• ASSIGNED TASK:
Word for word, restate every record, though not the pictures.
==============================
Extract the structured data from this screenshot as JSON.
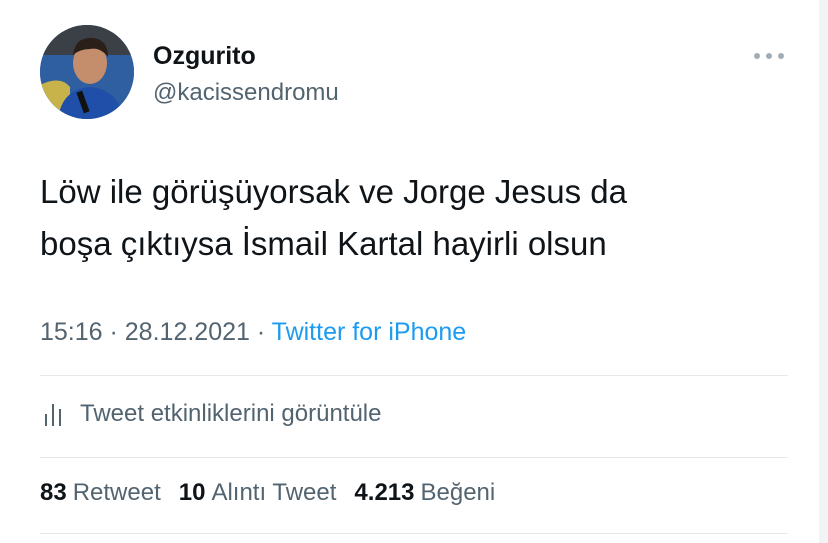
{
  "author": {
    "display_name": "Ozgurito",
    "handle": "@kacissendromu"
  },
  "tweet": {
    "line1": "Löw ile görüşüyorsak ve Jorge Jesus da",
    "line2": "boşa çıktıysa İsmail Kartal hayirli olsun"
  },
  "meta": {
    "time": "15:16",
    "separator1": " · ",
    "date": "28.12.2021",
    "separator2": " · ",
    "source": "Twitter for iPhone"
  },
  "activity": {
    "icon": "bar-chart-icon",
    "label": "Tweet etkinliklerini görüntüle"
  },
  "stats": {
    "retweets_count": "83",
    "retweets_label": "Retweet",
    "quotes_count": "10",
    "quotes_label": "Alıntı Tweet",
    "likes_count": "4.213",
    "likes_label": "Beğeni"
  },
  "colors": {
    "accent": "#1d9bf0",
    "text": "#0f1419",
    "secondary": "#536471",
    "divider": "#e5e9ec"
  }
}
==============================
• SOLUTION TO THIS TASK:
Extract the structured data from this screenshot as JSON.
{
  "author": {
    "display_name": "Ozgurito",
    "handle": "@kacissendromu"
  },
  "tweet": {
    "line1": "Löw ile görüşüyorsak ve Jorge Jesus da",
    "line2": "boşa çıktıysa İsmail Kartal hayirli olsun"
  },
  "meta": {
    "time": "15:16",
    "separator1": " · ",
    "date": "28.12.2021",
    "separator2": " · ",
    "source": "Twitter for iPhone"
  },
  "activity": {
    "icon": "bar-chart-icon",
    "label": "Tweet etkinliklerini görüntüle"
  },
  "stats": {
    "retweets_count": "83",
    "retweets_label": "Retweet",
    "quotes_count": "10",
    "quotes_label": "Alıntı Tweet",
    "likes_count": "4.213",
    "likes_label": "Beğeni"
  },
  "colors": {
    "accent": "#1d9bf0",
    "text": "#0f1419",
    "secondary": "#536471",
    "divider": "#e5e9ec"
  }
}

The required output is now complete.